Before 2008, U.S. monetary policy was primarily conducted in terms of a target set by the Federal Reserve for the fed funds rate, which is the interest rate a bank pays to borrow funds overnight from other banks. A large academic literature used the fed funds rate as a summary of monetary policy, looking at its correlations in dynamic regressions with other variables of macroeconomic interest. But the fed funds rate has been stuck near zero for the last 5 years, and will likely be replaced by an alternative policy focus even once we exit the zero lower bound. Economic researchers face not just the difficulty of summarizing what the Fed has been doing in the current and future environment, but also the practical challenge of how to update their historical regressions to try to describe the full set of historical data along with the new experience in a coherent way. Here I describe a new research paper that suggests one solution to these problems.
One approach that some researchers have been using to model the dynamics of interest rates when the short end of the yield curve is stuck near zero is based on the shadow rate model first proposed by Black (1995). This hypothesizes the existence of a “shadow” short-term interest rate that might in some circumstances be quite negative. In normal times (when the observed short-term interest rate is sufficiently high), this shadow rate is positive and coincides with the observed short rate, and the dynamic relations among interest rates of various maturities are described using familiar tools. The hypothesis is that when the shadow rate falls below some bound, we could continue to calculate an implied negative shadow rate as if it followed the usual historical dynamics as well as calculate forecasts for that shadow rate. To predict the actual short rate at any future horizon, we just compute the expectation of the maximum of the future shadow rate and the lower bound. We can then get predicted values for all other yields from the assumption that risk gets priced in a consistent way across assets.
A recent paper by Dora Xia, a UCSD graduate student who expects to complete her Ph.D. this spring, and Cynthia Wu, a former UCSD student who is now an assistant professor at the University of Chicago, makes several contributions to this literature.
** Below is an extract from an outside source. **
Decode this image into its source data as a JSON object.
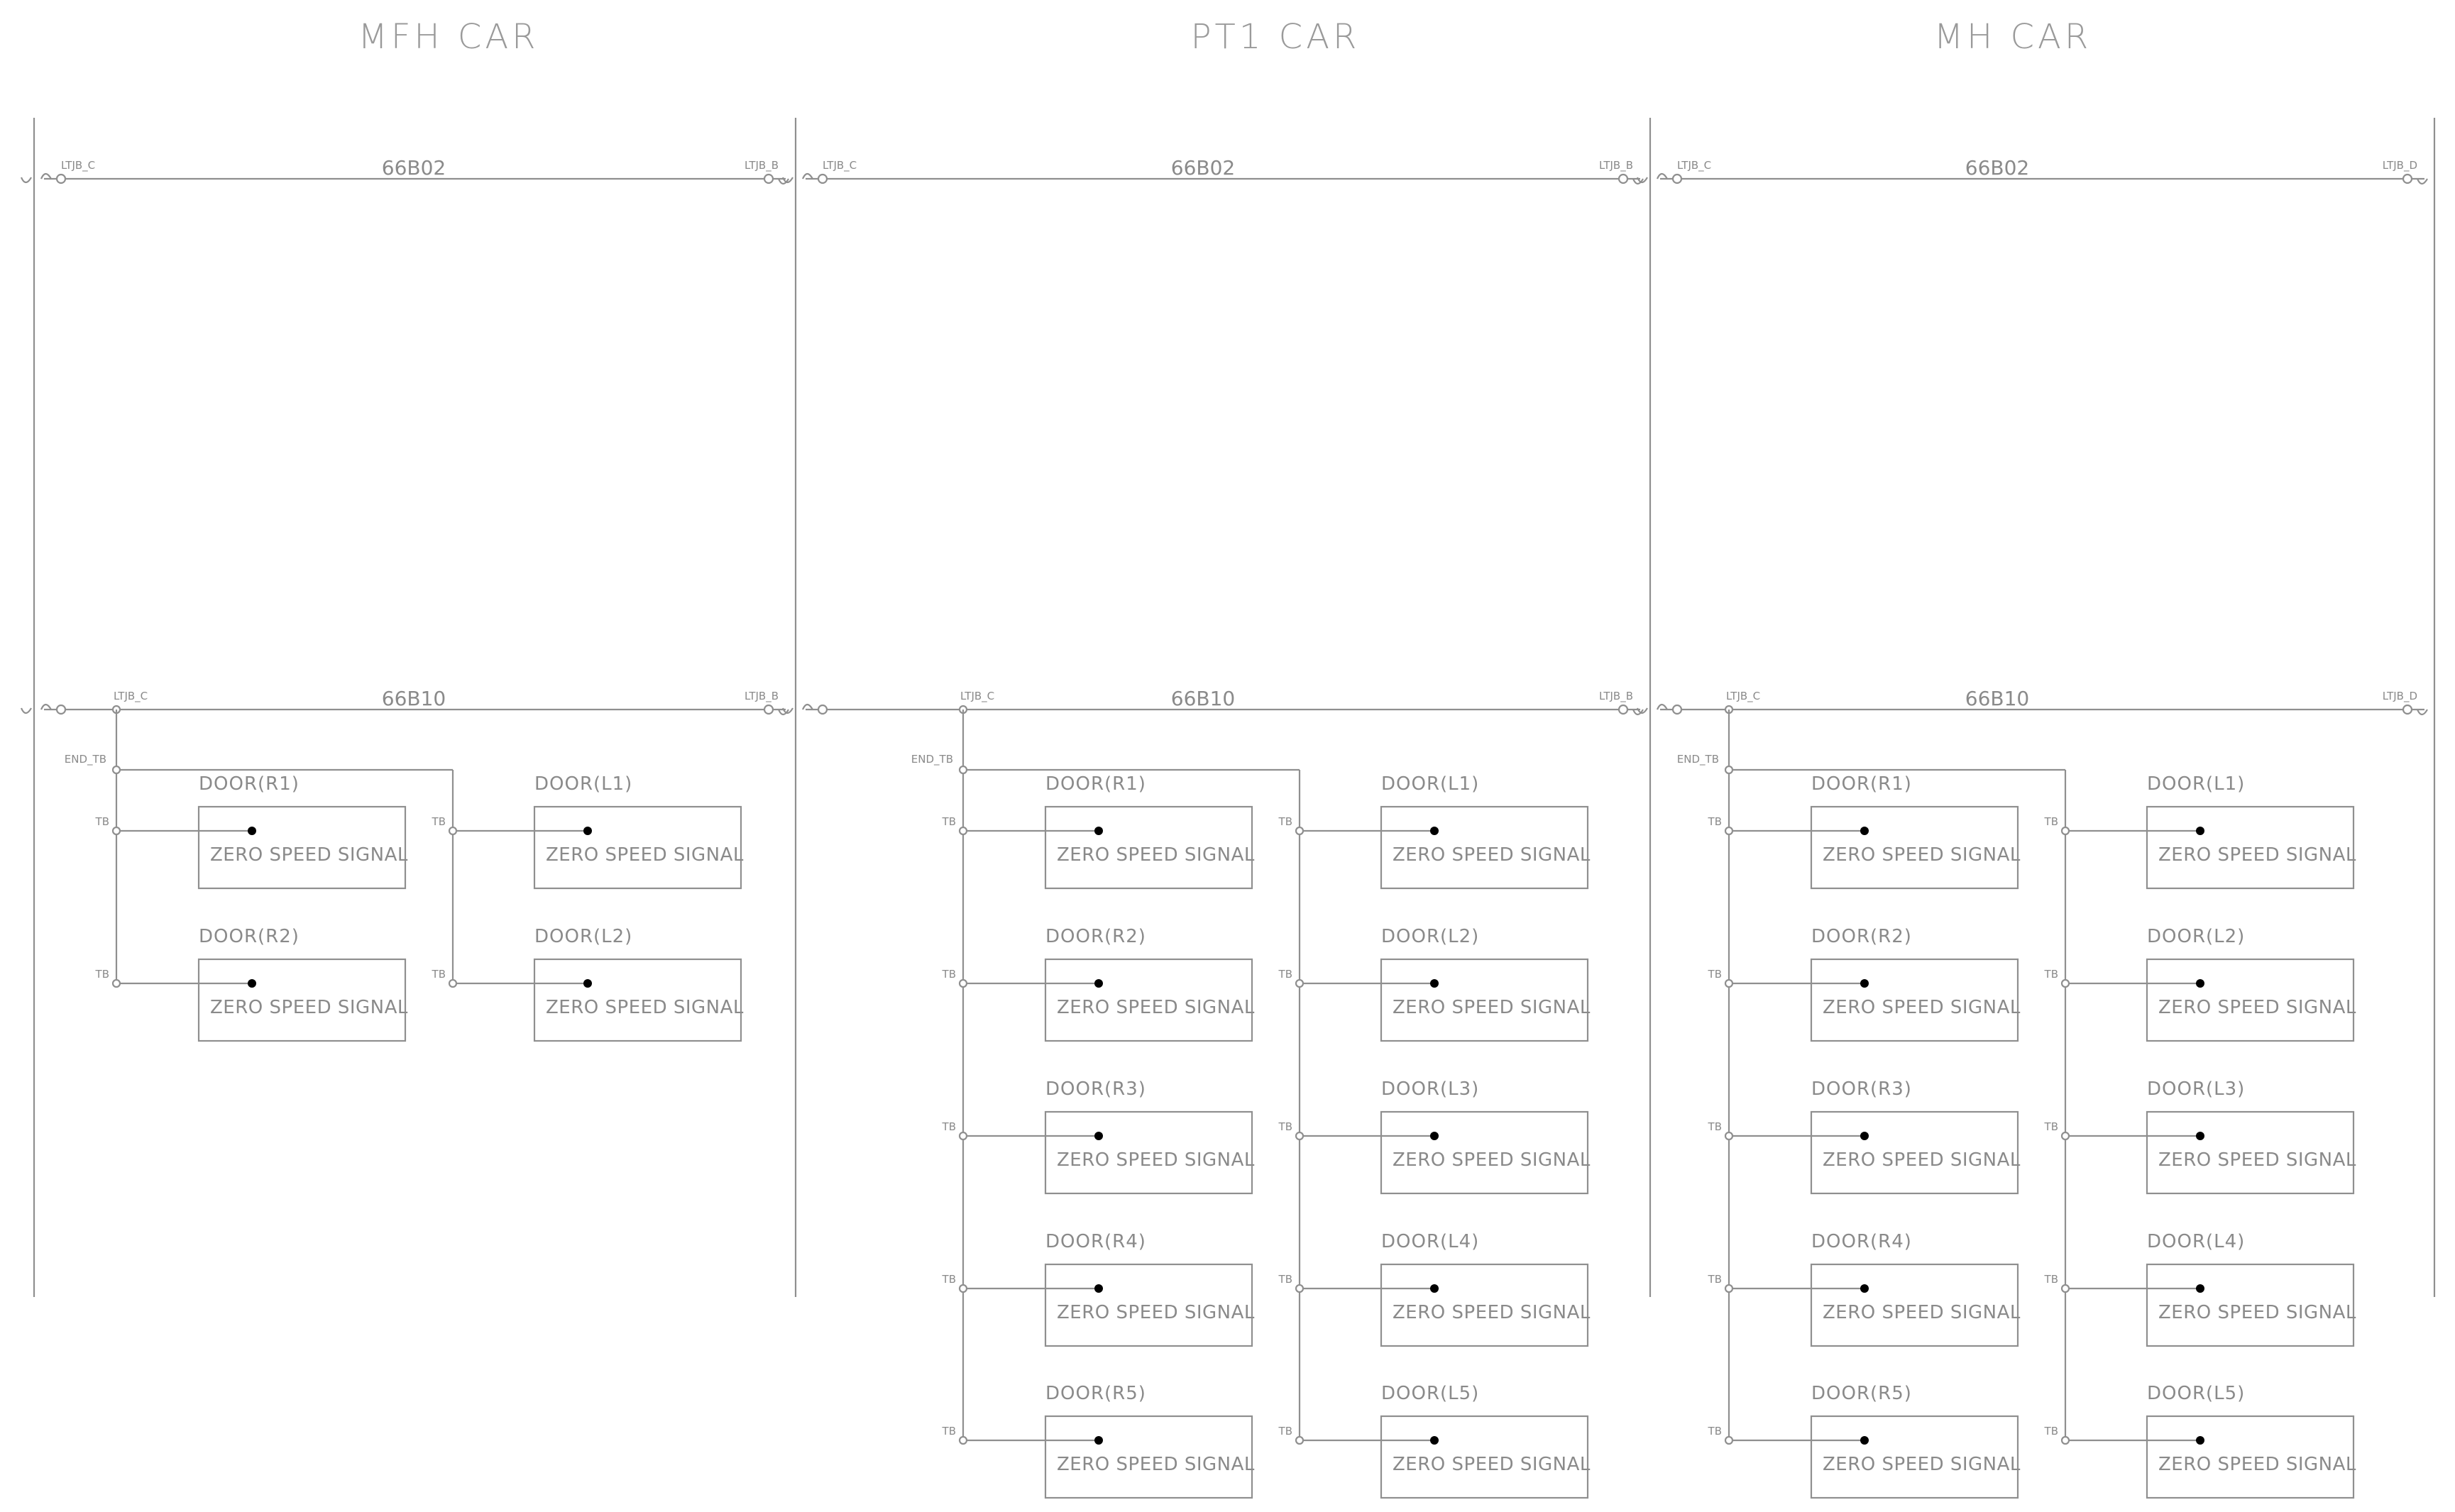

First, most previous applications of the shadow rate model have involved arduous numerical simulations to calculate its full predictions. By contrast, Wu and Xia develop a very simple closed-form expression that gives a very good approximation to the predictions of the model for the yield of any maturity. Here is a graph showing the estimate of the shadow rate that comes out of their approach. Up until 2009, this basically coincides with the observed fed funds rate, but since then, the implied shadow rate has been quite negative.
Their model tracks the recent behavior of the yields on Treasury securities of various maturities quite closely. For example, the red dots in the graph below describe the average one-month forward rates in 2012 associated with 3-month, 6-month, 1-year, 2-year, 5-year, 7-year, and 10-year Treasury securities, while the blue curve gives the model’s predictions for what those rates should have been. It appears to be an approach that is quite accurate and easy to use.
Of particular interest is Wu and Xia’s observation that their series for the shadow rate exhibits similar correlations with other macro variables since 2009 as the fed funds rate did in data up until the end of 2007. Wu and Xia took a popular model that had been estimated before the Great Recession in which the fed funds rate was used as the summary of monetary policy, and just replaced the fed funds rate with the Wu-Xia shadow rate to get a data set that continues after 2009. Although this device could not fully account for all that happened to interest rates and unemployment during the Great Recession over 2007-2009, Wu and Xia found the evidence to be consistent with the hypothesis that data since 2009 could be described using the spliced series as the monetary policy indicator and using the same model that described pre-2007 data. In other words, the shadow rate displays the same sort of correlation with lagged macro variables since 2009 as the fed funds rate did in earlier data, and likewise the value of macro variables that one would predict using the new shadow rate series is close to the value one would have predicted in earlier data using the fed funds rate instead.
The suggestion is that we then might use the shadow rate series as a way of summarizing what the Fed has been doing with its unconventional policy measures such as large-scale asset purchases and forward guidance. If the Wu-Xia framework is correct, these unconventional policies can all be summarized in terms of what effect they had on the shadow short rate. By comparing the shadow rate with the value that traditional models would have predicted for the fed funds rate, Wu and Xia get a measure of the shocks to monetary policy. Wu and Xia find that monetary policy has recently been a bit more expansionary than usual (pushing the shadow rate about 0.6% more negative over 2011-2013 than the traditional monetary policy rule would imply), as a result of which their estimates imply that the current unemployment rate is 0.23% lower than it otherwise would have been.
The Wu-Xia series for the shadow rate is available online. I recommend this as a practical patch for researchers who want to update analysis that made use of historical data on the fed funds rate.
And while I’m on the topic of useful new research coming out of UCSD, let me also call attention to another paper from Dora’s Ph.D. dissertation, which develops a practical way to get term-structure models that actually generate decent forecasts.